**** Information given

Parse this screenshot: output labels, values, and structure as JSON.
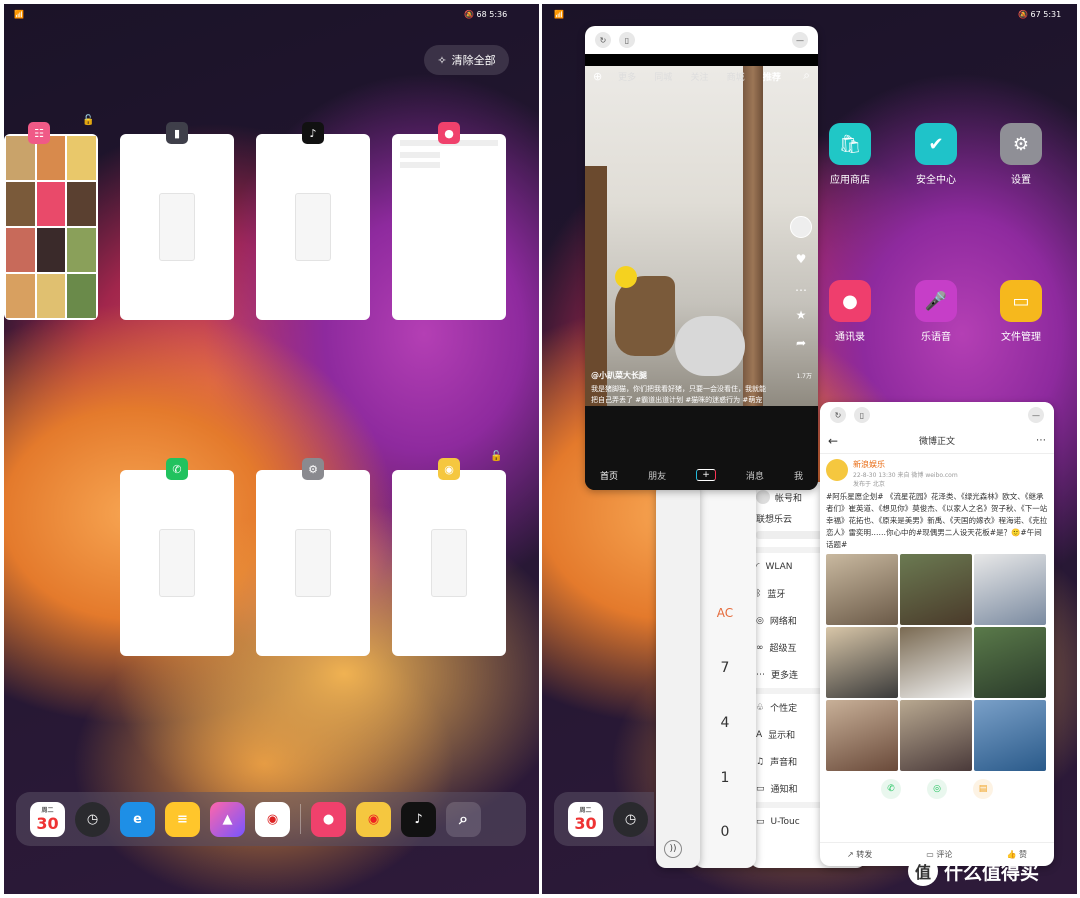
{
  "left": {
    "status_time": "5:36",
    "battery": "68",
    "clear_all_label": "清除全部",
    "cards": [
      {
        "app": "app-shop",
        "badge_color": "#f05a87"
      },
      {
        "app": "phone",
        "badge_color": "#3f3f4a"
      },
      {
        "app": "tiktok",
        "badge_color": "#111111"
      },
      {
        "app": "contacts",
        "badge_color": "#f0416c"
      },
      {
        "app": "wechat",
        "badge_color": "#21c25e"
      },
      {
        "app": "settings",
        "badge_color": "#8a8a8f"
      },
      {
        "app": "weibo",
        "badge_color": "#f5c73f"
      }
    ],
    "dock": {
      "calendar_weekday": "周二",
      "calendar_day": "30"
    }
  },
  "right": {
    "status_time": "5:31",
    "battery": "67",
    "home_apps": [
      {
        "label": "应用商店",
        "icon": "store-icon",
        "color": "#20c7c6"
      },
      {
        "label": "安全中心",
        "icon": "shield-icon",
        "color": "#1fc3c9"
      },
      {
        "label": "设置",
        "icon": "gear-icon",
        "color": "#8f8f96"
      },
      {
        "label": "通讯录",
        "icon": "contacts-icon",
        "color": "#ef3e6d"
      },
      {
        "label": "乐语音",
        "icon": "mic-icon",
        "color": "#c63ec8"
      },
      {
        "label": "文件管理",
        "icon": "folder-icon",
        "color": "#f6b81d"
      }
    ],
    "douyin": {
      "tabs": [
        "更多",
        "同城",
        "关注",
        "商城",
        "推荐"
      ],
      "author": "@小趴菜大长腿",
      "caption": "我是猪脚猫，你们把我看好猪，只要一会没看住，我就能把自己弄丢了 #霸道出道计划 #猫咪的迷惑行为 #萌宠",
      "likes": "1.7万",
      "nav": [
        "首页",
        "朋友",
        "+",
        "消息",
        "我"
      ]
    },
    "settings_window": {
      "account": "联想乐云",
      "account_hint": "帐号和",
      "items": [
        "WLAN",
        "蓝牙",
        "网络和",
        "超级互",
        "更多连",
        "个性定",
        "显示和",
        "声音和",
        "通知和",
        "U-Touc"
      ]
    },
    "calculator": {
      "keys": [
        "AC",
        "7",
        "4",
        "1",
        "0"
      ]
    },
    "weibo": {
      "title": "微博正文",
      "user": "新浪娱乐",
      "meta": "22-8-30 13:30  来自 微博 weibo.com",
      "location": "发布于 北京",
      "text": "#阿乐星愿企划# 《流星花园》花泽类、《绿光森林》欧文、《继承者们》崔英道、《想见你》莫俊杰、《以家人之名》贺子秋、《下一站幸福》花拓也、《原来是美男》新禹、《天国的嫁衣》程海诺、《克拉恋人》雷奕明……你心中的#现偶男二人设天花板#是？🙂#午间话题#",
      "actions": [
        "转发",
        "评论",
        "赞"
      ]
    },
    "dock": {
      "calendar_weekday": "周二",
      "calendar_day": "30"
    }
  },
  "watermark": "什么值得买"
}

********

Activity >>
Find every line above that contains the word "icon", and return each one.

Response >>
        "icon": "store-icon",
        "icon": "shield-icon",
        "icon": "gear-icon",
        "icon": "contacts-icon",
        "icon": "mic-icon",
        "icon": "folder-icon",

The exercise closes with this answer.